## Material supplied
================

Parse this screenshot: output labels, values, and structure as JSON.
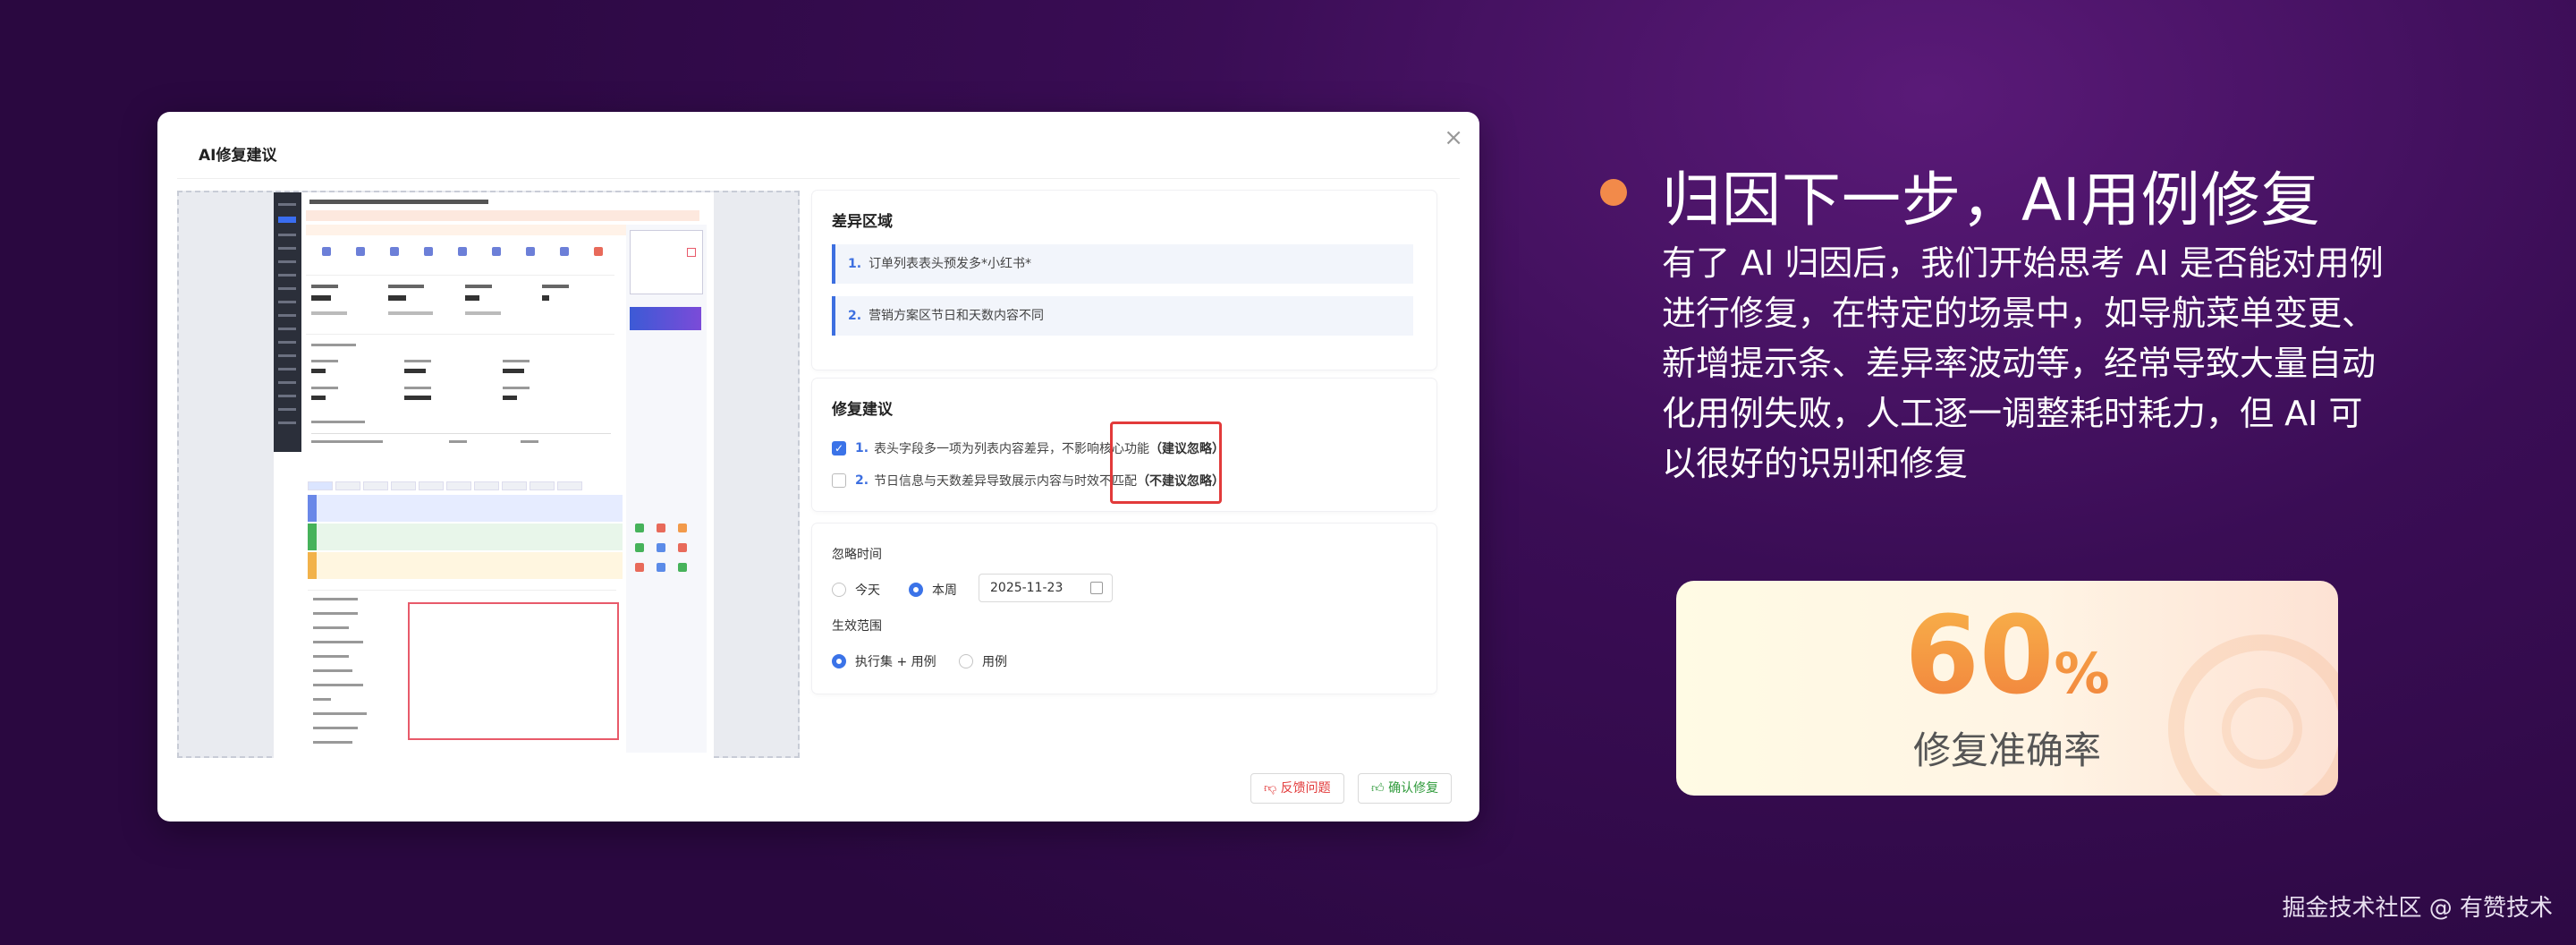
{
  "modal": {
    "title": "AI修复建议",
    "close_symbol": "×",
    "diff_section": {
      "title": "差异区域",
      "items": [
        {
          "num": "1.",
          "text": "订单列表表头预发多*小红书*"
        },
        {
          "num": "2.",
          "text": "营销方案区节日和天数内容不同"
        }
      ]
    },
    "fix_section": {
      "title": "修复建议",
      "items": [
        {
          "num": "1.",
          "text": "表头字段多一项为列表内容差异，不影响核心功能",
          "tag": "（建议忽略）",
          "checked": true
        },
        {
          "num": "2.",
          "text": "节日信息与天数差异导致展示内容与时效不匹配",
          "tag": "（不建议忽略）",
          "checked": false
        }
      ]
    },
    "ignore_time": {
      "label": "忽略时间",
      "options": [
        "今天",
        "本周"
      ],
      "selected": "本周",
      "date_value": "2025-11-23"
    },
    "scope": {
      "label": "生效范围",
      "options": [
        "执行集 + 用例",
        "用例"
      ],
      "selected": "执行集 + 用例"
    },
    "buttons": {
      "feedback": "反馈问题",
      "confirm": "确认修复"
    }
  },
  "slide": {
    "headline": "归因下一步，AI用例修复",
    "description": "有了 AI 归因后，我们开始思考 AI 是否能对用例进行修复，在特定的场景中，如导航菜单变更、新增提示条、差异率波动等，经常导致大量自动化用例失败，人工逐一调整耗时耗力，但 AI 可以很好的识别和修复",
    "stat": {
      "value": "60",
      "unit": "%",
      "label": "修复准确率"
    },
    "footer": "掘金技术社区 @ 有赞技术"
  },
  "icons": {
    "close": "close-icon",
    "calendar": "calendar-icon",
    "feedback": "thumbs-down-icon",
    "confirm": "thumbs-up-icon",
    "bullet": "bullet-dot-icon",
    "gauge": "gauge-icon"
  },
  "colors": {
    "accent_blue": "#3b73e8",
    "highlight_red": "#e23a3a",
    "confirm_green": "#2e9a3a",
    "bullet_orange": "#f28a4a",
    "stat_orange": "#f07a3a"
  }
}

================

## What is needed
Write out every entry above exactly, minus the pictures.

## Result of this task
Parse this screenshot: output labels, values, and structure as JSON.
{
  "modal": {
    "title": "AI修复建议",
    "close_symbol": "×",
    "diff_section": {
      "title": "差异区域",
      "items": [
        {
          "num": "1.",
          "text": "订单列表表头预发多*小红书*"
        },
        {
          "num": "2.",
          "text": "营销方案区节日和天数内容不同"
        }
      ]
    },
    "fix_section": {
      "title": "修复建议",
      "items": [
        {
          "num": "1.",
          "text": "表头字段多一项为列表内容差异，不影响核心功能",
          "tag": "（建议忽略）",
          "checked": true
        },
        {
          "num": "2.",
          "text": "节日信息与天数差异导致展示内容与时效不匹配",
          "tag": "（不建议忽略）",
          "checked": false
        }
      ]
    },
    "ignore_time": {
      "label": "忽略时间",
      "options": [
        "今天",
        "本周"
      ],
      "selected": "本周",
      "date_value": "2025-11-23"
    },
    "scope": {
      "label": "生效范围",
      "options": [
        "执行集 + 用例",
        "用例"
      ],
      "selected": "执行集 + 用例"
    },
    "buttons": {
      "feedback": "反馈问题",
      "confirm": "确认修复"
    }
  },
  "slide": {
    "headline": "归因下一步，AI用例修复",
    "description": "有了 AI 归因后，我们开始思考 AI 是否能对用例进行修复，在特定的场景中，如导航菜单变更、新增提示条、差异率波动等，经常导致大量自动化用例失败，人工逐一调整耗时耗力，但 AI 可以很好的识别和修复",
    "stat": {
      "value": "60",
      "unit": "%",
      "label": "修复准确率"
    },
    "footer": "掘金技术社区 @ 有赞技术"
  },
  "icons": {
    "close": "close-icon",
    "calendar": "calendar-icon",
    "feedback": "thumbs-down-icon",
    "confirm": "thumbs-up-icon",
    "bullet": "bullet-dot-icon",
    "gauge": "gauge-icon"
  },
  "colors": {
    "accent_blue": "#3b73e8",
    "highlight_red": "#e23a3a",
    "confirm_green": "#2e9a3a",
    "bullet_orange": "#f28a4a",
    "stat_orange": "#f07a3a"
  }
}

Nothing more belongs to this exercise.